## Activity
Keep every line in which "Step" occurs and drop the rest of the data.
++++ Record extracts
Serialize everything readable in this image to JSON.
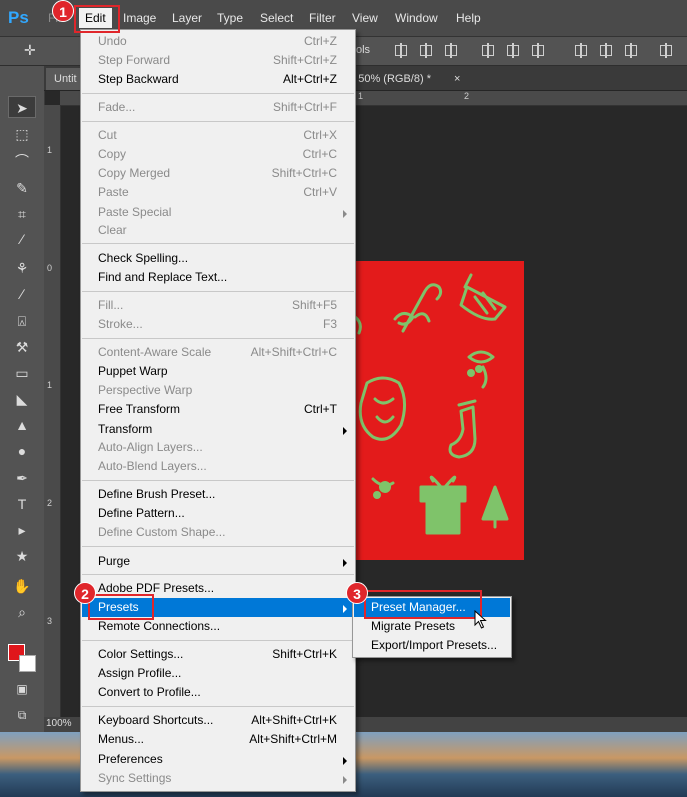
{
  "app": {
    "logo": "Ps"
  },
  "menubar": {
    "items": [
      "File",
      "Edit",
      "Image",
      "Layer",
      "Type",
      "Select",
      "Filter",
      "View",
      "Window",
      "Help"
    ],
    "active": "Edit"
  },
  "options": {
    "partial_label": "ols"
  },
  "document": {
    "tab_label": "Untit",
    "tab2_label": "@ 50% (RGB/8) *",
    "tab_close": "×",
    "zoom": "100%",
    "ruler_top": [
      "1",
      "2"
    ],
    "ruler_left": [
      "1",
      "0",
      "1",
      "2",
      "3"
    ]
  },
  "edit_menu": {
    "items": [
      {
        "label": "Undo",
        "shortcut": "Ctrl+Z",
        "disabled": true
      },
      {
        "label": "Step Forward",
        "shortcut": "Shift+Ctrl+Z",
        "disabled": true
      },
      {
        "label": "Step Backward",
        "shortcut": "Alt+Ctrl+Z",
        "disabled": false
      },
      {
        "label": "Fade...",
        "shortcut": "Shift+Ctrl+F",
        "disabled": true
      },
      {
        "label": "Cut",
        "shortcut": "Ctrl+X",
        "disabled": true
      },
      {
        "label": "Copy",
        "shortcut": "Ctrl+C",
        "disabled": true
      },
      {
        "label": "Copy Merged",
        "shortcut": "Shift+Ctrl+C",
        "disabled": true
      },
      {
        "label": "Paste",
        "shortcut": "Ctrl+V",
        "disabled": true
      },
      {
        "label": "Paste Special",
        "shortcut": "",
        "disabled": true,
        "submenu": true
      },
      {
        "label": "Clear",
        "shortcut": "",
        "disabled": true
      },
      {
        "label": "Check Spelling...",
        "shortcut": "",
        "disabled": false
      },
      {
        "label": "Find and Replace Text...",
        "shortcut": "",
        "disabled": false
      },
      {
        "label": "Fill...",
        "shortcut": "Shift+F5",
        "disabled": true
      },
      {
        "label": "Stroke...",
        "shortcut": "F3",
        "disabled": true
      },
      {
        "label": "Content-Aware Scale",
        "shortcut": "Alt+Shift+Ctrl+C",
        "disabled": true
      },
      {
        "label": "Puppet Warp",
        "shortcut": "",
        "disabled": false
      },
      {
        "label": "Perspective Warp",
        "shortcut": "",
        "disabled": true
      },
      {
        "label": "Free Transform",
        "shortcut": "Ctrl+T",
        "disabled": false
      },
      {
        "label": "Transform",
        "shortcut": "",
        "disabled": false,
        "submenu": true
      },
      {
        "label": "Auto-Align Layers...",
        "shortcut": "",
        "disabled": true
      },
      {
        "label": "Auto-Blend Layers...",
        "shortcut": "",
        "disabled": true
      },
      {
        "label": "Define Brush Preset...",
        "shortcut": "",
        "disabled": false
      },
      {
        "label": "Define Pattern...",
        "shortcut": "",
        "disabled": false
      },
      {
        "label": "Define Custom Shape...",
        "shortcut": "",
        "disabled": true
      },
      {
        "label": "Purge",
        "shortcut": "",
        "disabled": false,
        "submenu": true
      },
      {
        "label": "Adobe PDF Presets...",
        "shortcut": "",
        "disabled": false
      },
      {
        "label": "Presets",
        "shortcut": "",
        "disabled": false,
        "submenu": true,
        "highlighted": true
      },
      {
        "label": "Remote Connections...",
        "shortcut": "",
        "disabled": false
      },
      {
        "label": "Color Settings...",
        "shortcut": "Shift+Ctrl+K",
        "disabled": false
      },
      {
        "label": "Assign Profile...",
        "shortcut": "",
        "disabled": false
      },
      {
        "label": "Convert to Profile...",
        "shortcut": "",
        "disabled": false
      },
      {
        "label": "Keyboard Shortcuts...",
        "shortcut": "Alt+Shift+Ctrl+K",
        "disabled": false
      },
      {
        "label": "Menus...",
        "shortcut": "Alt+Shift+Ctrl+M",
        "disabled": false
      },
      {
        "label": "Preferences",
        "shortcut": "",
        "disabled": false,
        "submenu": true
      },
      {
        "label": "Sync Settings",
        "shortcut": "",
        "disabled": true,
        "submenu": true
      }
    ]
  },
  "presets_submenu": {
    "items": [
      {
        "label": "Preset Manager...",
        "highlighted": true
      },
      {
        "label": "Migrate Presets",
        "highlighted": false
      },
      {
        "label": "Export/Import Presets...",
        "highlighted": false
      }
    ]
  },
  "callouts": [
    {
      "number": "1"
    },
    {
      "number": "2"
    },
    {
      "number": "3"
    }
  ],
  "colors": {
    "highlight": "#0078d7",
    "callout": "#e0262b",
    "card_red": "#e31b1b",
    "ornament_green": "#7fc36a"
  }
}
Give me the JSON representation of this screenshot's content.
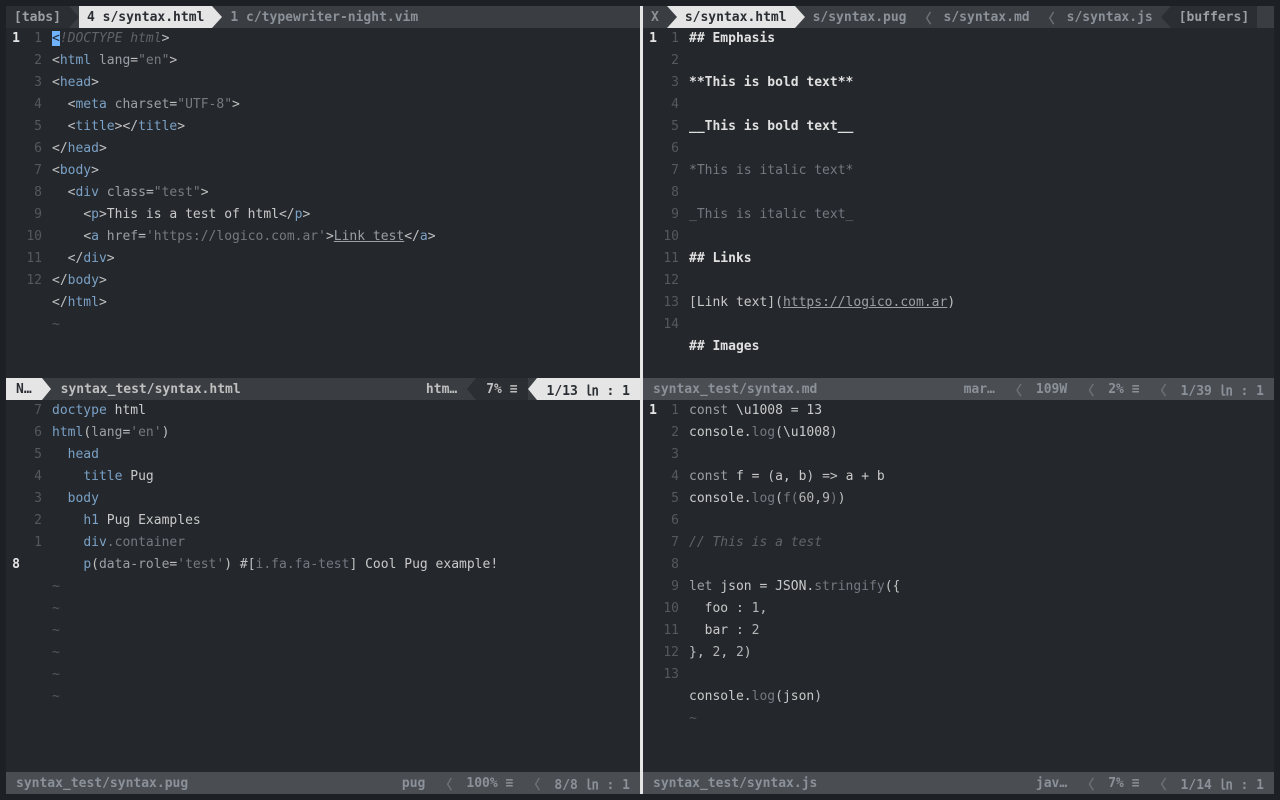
{
  "tabbars": {
    "left": {
      "label": "[tabs]",
      "tabs": [
        {
          "text": "4 s/syntax.html",
          "active": true
        },
        {
          "text": "1 c/typewriter-night.vim",
          "active": false
        }
      ]
    },
    "right": {
      "close": "X",
      "tabs": [
        {
          "text": "s/syntax.html",
          "active": true
        },
        {
          "text": "s/syntax.pug",
          "active": false
        },
        {
          "text": "s/syntax.md",
          "active": false
        },
        {
          "text": "s/syntax.js",
          "active": false
        }
      ],
      "label": "[buffers]"
    }
  },
  "panes": {
    "tl": {
      "main_gut": "1",
      "gutter": [
        "",
        "1",
        "2",
        "3",
        "4",
        "5",
        "6",
        "7",
        "8",
        "9",
        "10",
        "11",
        "12"
      ],
      "lines_html": [
        "<span class='cursor-cell'>&lt;</span><span class='c-comment'>!DOCTYPE html</span><span class='c-punc'>&gt;</span>",
        "<span class='c-punc'>&lt;</span><span class='c-tag'>html</span> <span class='c-attr'>lang</span>=<span class='c-str'>\"en\"</span><span class='c-punc'>&gt;</span>",
        "<span class='c-punc'>&lt;</span><span class='c-tag'>head</span><span class='c-punc'>&gt;</span>",
        "  <span class='c-punc'>&lt;</span><span class='c-tag'>meta</span> <span class='c-attr'>charset</span>=<span class='c-str'>\"UTF-8\"</span><span class='c-punc'>&gt;</span>",
        "  <span class='c-punc'>&lt;</span><span class='c-tag'>title</span><span class='c-punc'>&gt;&lt;/</span><span class='c-tag'>title</span><span class='c-punc'>&gt;</span>",
        "<span class='c-punc'>&lt;/</span><span class='c-tag'>head</span><span class='c-punc'>&gt;</span>",
        "<span class='c-punc'>&lt;</span><span class='c-tag'>body</span><span class='c-punc'>&gt;</span>",
        "  <span class='c-punc'>&lt;</span><span class='c-tag'>div</span> <span class='c-attr'>class</span>=<span class='c-str'>\"test\"</span><span class='c-punc'>&gt;</span>",
        "    <span class='c-punc'>&lt;</span><span class='c-tag'>p</span><span class='c-punc'>&gt;</span><span class='c-text'>This is a test of html</span><span class='c-punc'>&lt;/</span><span class='c-tag'>p</span><span class='c-punc'>&gt;</span>",
        "    <span class='c-punc'>&lt;</span><span class='c-tag'>a</span> <span class='c-attr'>href</span>=<span class='c-str'>'https://logico.com.ar'</span><span class='c-punc'>&gt;</span><span class='c-link'>Link test</span><span class='c-punc'>&lt;/</span><span class='c-tag'>a</span><span class='c-punc'>&gt;</span>",
        "  <span class='c-punc'>&lt;/</span><span class='c-tag'>div</span><span class='c-punc'>&gt;</span>",
        "<span class='c-punc'>&lt;/</span><span class='c-tag'>body</span><span class='c-punc'>&gt;</span>",
        "<span class='c-punc'>&lt;/</span><span class='c-tag'>html</span><span class='c-punc'>&gt;</span>"
      ],
      "tilde_rows": 1,
      "status": {
        "mode": "N…",
        "path": "syntax_test/syntax.html",
        "ft": "htm…",
        "pct": "7% ≡",
        "pos": "1/13 ㏑ :  1",
        "active": true
      }
    },
    "tr": {
      "main_gut": "1",
      "gutter": [
        "",
        "1",
        "2",
        "3",
        "4",
        "5",
        "6",
        "7",
        "8",
        "9",
        "10",
        "11",
        "12",
        "13",
        "14"
      ],
      "lines_html": [
        "<span class='c-bold'>## Emphasis</span>",
        "",
        "<span class='c-bold'>**This is bold text**</span>",
        "",
        "<span class='c-bold'>__This is bold text__</span>",
        "",
        "<span class='c-dim'>*This is italic text*</span>",
        "",
        "<span class='c-dim'>_This is italic text_</span>",
        "",
        "<span class='c-bold'>## Links</span>",
        "",
        "<span class='c-punc'>[</span><span class='c-text'>Link text</span><span class='c-punc'>](</span><span class='c-link'>https://logico.com.ar</span><span class='c-punc'>)</span>",
        "",
        "<span class='c-bold'>## Images</span>"
      ],
      "tilde_rows": 0,
      "status": {
        "path": "syntax_test/syntax.md",
        "ft": "mar…",
        "extra": "109W",
        "pct": "2% ≡",
        "pos": "1/39 ㏑ :  1",
        "active": false
      }
    },
    "bl": {
      "main_gut": "8",
      "gutter": [
        "7",
        "6",
        "5",
        "4",
        "3",
        "2",
        "1",
        ""
      ],
      "cur_idx": 7,
      "lines_html": [
        "<span class='c-tag'>doctype</span> <span class='c-text'>html</span>",
        "<span class='c-tag'>html</span><span class='c-punc'>(</span><span class='c-attr'>lang</span>=<span class='c-str'>'en'</span><span class='c-punc'>)</span>",
        "  <span class='c-tag'>head</span>",
        "    <span class='c-tag'>title</span> <span class='c-text'>Pug</span>",
        "  <span class='c-tag'>body</span>",
        "    <span class='c-tag'>h1</span> <span class='c-text'>Pug Examples</span>",
        "    <span class='c-tag'>div</span><span class='c-dim'>.container</span>",
        "    <span class='c-tag'>p</span><span class='c-punc'>(</span><span class='c-attr'>data-role</span>=<span class='c-str'>'test'</span><span class='c-punc'>)</span> <span class='c-punc'>#[</span><span class='c-dim'>i.fa.fa-test</span><span class='c-punc'>]</span> <span class='c-text'>Cool Pug example!</span>"
      ],
      "tilde_rows": 6,
      "status": {
        "path": "syntax_test/syntax.pug",
        "ft": "pug",
        "pct": "100% ≡",
        "pos": "8/8 ㏑ :  1",
        "active": false
      }
    },
    "br": {
      "main_gut": "1",
      "gutter": [
        "",
        "1",
        "2",
        "3",
        "4",
        "5",
        "6",
        "7",
        "8",
        "9",
        "10",
        "11",
        "12",
        "13"
      ],
      "lines_html": [
        "<span class='c-kw'>const</span> <span class='c-text'>\\u1008 = 13</span>",
        "<span class='c-text'>console.</span><span class='c-dim'>log</span><span class='c-punc'>(</span><span class='c-text'>\\u1008</span><span class='c-punc'>)</span>",
        "",
        "<span class='c-kw'>const</span> <span class='c-text'>f = </span><span class='c-punc'>(</span><span class='c-text'>a, b</span><span class='c-punc'>)</span> <span class='c-punc'>=&gt;</span> <span class='c-text'>a + b</span>",
        "<span class='c-text'>console.</span><span class='c-dim'>log</span><span class='c-punc'>(</span><span class='c-dim'>f(</span><span class='c-num'>60</span><span class='c-punc'>,</span><span class='c-num'>9</span><span class='c-dim'>)</span><span class='c-punc'>)</span>",
        "",
        "<span class='c-comment'>// This is a test</span>",
        "",
        "<span class='c-kw'>let</span> <span class='c-text'>json = JSON.</span><span class='c-dim'>stringify</span><span class='c-punc'>({</span>",
        "  <span class='c-text'>foo</span> <span class='c-punc'>:</span> <span class='c-num'>1</span><span class='c-punc'>,</span>",
        "  <span class='c-text'>bar</span> <span class='c-punc'>:</span> <span class='c-num'>2</span>",
        "<span class='c-punc'>},</span> <span class='c-num'>2</span><span class='c-punc'>,</span> <span class='c-num'>2</span><span class='c-punc'>)</span>",
        "",
        "<span class='c-text'>console.</span><span class='c-dim'>log</span><span class='c-punc'>(</span><span class='c-text'>json</span><span class='c-punc'>)</span>"
      ],
      "tilde_rows": 1,
      "status": {
        "path": "syntax_test/syntax.js",
        "ft": "jav…",
        "pct": "7% ≡",
        "pos": "1/14 ㏑ :  1",
        "active": false
      }
    }
  }
}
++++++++
## Answer to this task
        "label": "Step Forward",
        "label": "Step Backward",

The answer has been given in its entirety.